Written By Braddon S. Williams aka The Concert Critic

On This Date in History

On this date in history, 8/14/2007, Ozzfest made its final stop at Deer Creek. This was the free show that had generated tickets with an online code.  I scored seats on the back row of the center section of the pavilion and they were awesome for both audio and visual enjoyment of the main stage bands. Speaking of bands, this Ozzfest featured Ozzy Osbourne, Lamb Of God, Static-X, Lordi, Black Tide, Hatebreed, Behemoth, DevilDriver, Ankla, Nile, The Showdown, 3 Inches Of Blood, Daath, In This Moment, and Chthonic.

The first band, Chthonic, are from Taipei, Taiwan. They were quite interesting visually and didn’t sound like anything Ive ever heard before. Next up was In This Moment, touring in support of their debut album. Maria Brink was obviously a star in the making, and her vocals have since elevated her band to great success. They played a rock solid set that day.

The next band that I really liked was The Showdown, a more traditional hard rock styled band, but full of attitude and energy just the same. Great vocals and rockin’ tunes gained them some new fans, no doubt about it.

Nile followed with a set of supreme brutality, as the Egyptian themed death metal juggernaut played with crushing precision and confidence, absolutely astonishing technical ability from top to bottom.
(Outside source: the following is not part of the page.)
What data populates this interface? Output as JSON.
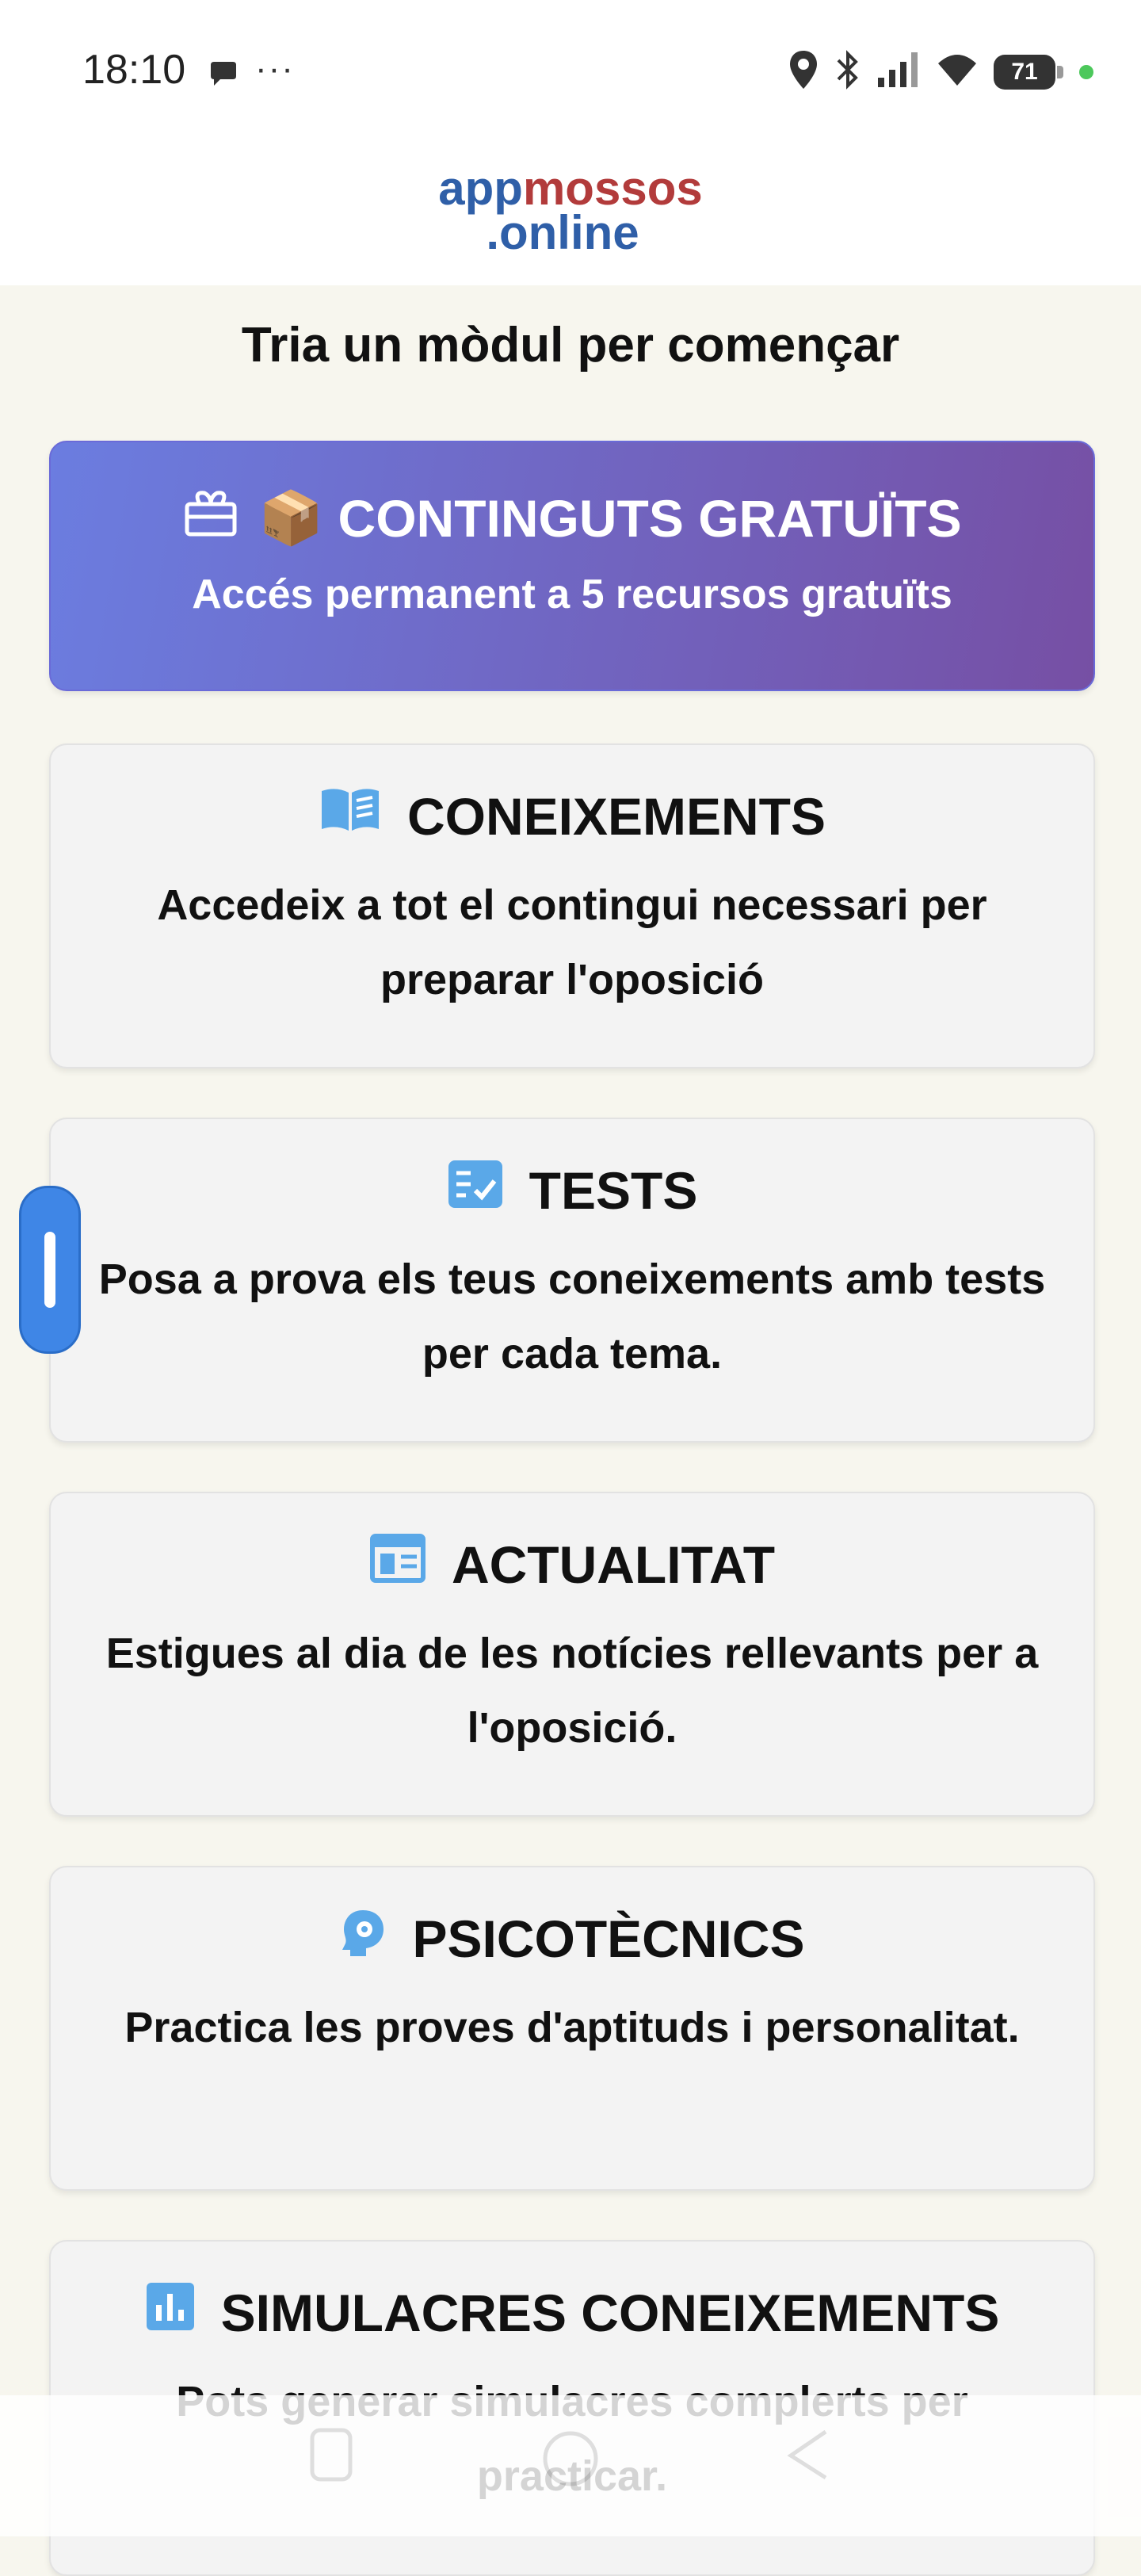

I don’t recall much about Ankla, either good or bad, so I’m guessing I must have been distracted or just missed them entirely.

DevilDriver kept the intensity going with their manic metal meltdown providing mosh ready material for their entire set.

The second stage area was a dust bowl that day, and all the really heavy bands had to contend with a continuous white haze of stirred up earth creating a perpetual fog in the air.

I didn’t think it would be possible to be more powerful or heavier than Nile, but somehow Behemoth pulled it off. I can’t even describe how insanely, monstrously METAL their sound was…literally like a seismic, F5 tornado velocity propelling their blackened death metal onslaught.

Hatebreed followed that and suffered somewhat for it. They are always solid, and Jamey Jasta certainly knows how to whip a crowd into a frenzy, but as heavy as Hatebreed is, they couldn’t compete with that performance that proceeded them, in my humble opinion.

All in all, a lot of diversity coupled with some of the heaviest bands ever on the second stage made this final Ozzfest one of the most memorable second stage lineups.

The first band on the main stage was Black Tide, an extremely young band that showed great potential. Nothing exceptional musically, but everyone has to start somewhere, and Ozzfest is a pretty cool place to call a beginning. Lordi were up next, and they were pretty horrible, to be blunt. Borrowing (okay, stealing!) liberally from GWAR, Slipknot, Mushroomhead, and any other band that has ever worn masks, and not bringing anything of musical merit, quickly earned them a hostile reaction from the discerning metal masses.

Static-X set things right with a sizzling performance. Wayne Static led his “evil disco” band through a high energy holocaust of a performance that set the stage for my favorite band of the entire show, the mighty Lamb Of God. LOG crushed all in their path, earning the coveted headliner status and playing directly before Ozzy himself came out and finished the show, and his namesake tour, in grand fashion.

I attended Ozzfest in 10 consecutive years and I have countless memories of those shows. I salute Ozzy for bringing so many great bands on tour and for nurturing so much talent in the heavy metal universe.  Lots of bands that passed through this system became major stars following their association with Ozzfest. That in itself is a pretty amazing legacy.

Written By Braddon S. Williams aka The Concert Critic

On This Date in History